WORK REQUEST —
All lines of the following material must be written out exactly as they appear.

'''

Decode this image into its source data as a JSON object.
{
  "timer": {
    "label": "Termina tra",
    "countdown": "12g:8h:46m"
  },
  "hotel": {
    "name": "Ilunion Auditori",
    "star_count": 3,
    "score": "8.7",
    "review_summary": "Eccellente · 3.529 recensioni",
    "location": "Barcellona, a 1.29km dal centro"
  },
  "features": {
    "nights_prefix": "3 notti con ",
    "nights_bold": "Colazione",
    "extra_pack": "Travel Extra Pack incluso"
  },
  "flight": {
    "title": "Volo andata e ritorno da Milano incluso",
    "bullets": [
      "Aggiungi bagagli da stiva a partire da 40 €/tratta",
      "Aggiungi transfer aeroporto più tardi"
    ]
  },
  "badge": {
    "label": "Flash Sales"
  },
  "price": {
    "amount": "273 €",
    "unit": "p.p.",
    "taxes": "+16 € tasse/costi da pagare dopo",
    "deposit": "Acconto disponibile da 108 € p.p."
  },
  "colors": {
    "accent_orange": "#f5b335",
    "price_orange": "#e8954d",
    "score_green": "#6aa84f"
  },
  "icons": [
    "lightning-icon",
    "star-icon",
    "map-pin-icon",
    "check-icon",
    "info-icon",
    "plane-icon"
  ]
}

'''

SOLUTION FOR THIS TASK —
Decode this image into its source data as a JSON object.
{
  "timer": {
    "label": "Termina tra",
    "countdown": "12g:8h:46m"
  },
  "hotel": {
    "name": "Ilunion Auditori",
    "star_count": 3,
    "score": "8.7",
    "review_summary": "Eccellente · 3.529 recensioni",
    "location": "Barcellona, a 1.29km dal centro"
  },
  "features": {
    "nights_prefix": "3 notti con ",
    "nights_bold": "Colazione",
    "extra_pack": "Travel Extra Pack incluso"
  },
  "flight": {
    "title": "Volo andata e ritorno da Milano incluso",
    "bullets": [
      "Aggiungi bagagli da stiva a partire da 40 €/tratta",
      "Aggiungi transfer aeroporto più tardi"
    ]
  },
  "badge": {
    "label": "Flash Sales"
  },
  "price": {
    "amount": "273 €",
    "unit": "p.p.",
    "taxes": "+16 € tasse/costi da pagare dopo",
    "deposit": "Acconto disponibile da 108 € p.p."
  },
  "colors": {
    "accent_orange": "#f5b335",
    "price_orange": "#e8954d",
    "score_green": "#6aa84f"
  },
  "icons": [
    "lightning-icon",
    "star-icon",
    "map-pin-icon",
    "check-icon",
    "info-icon",
    "plane-icon"
  ]
}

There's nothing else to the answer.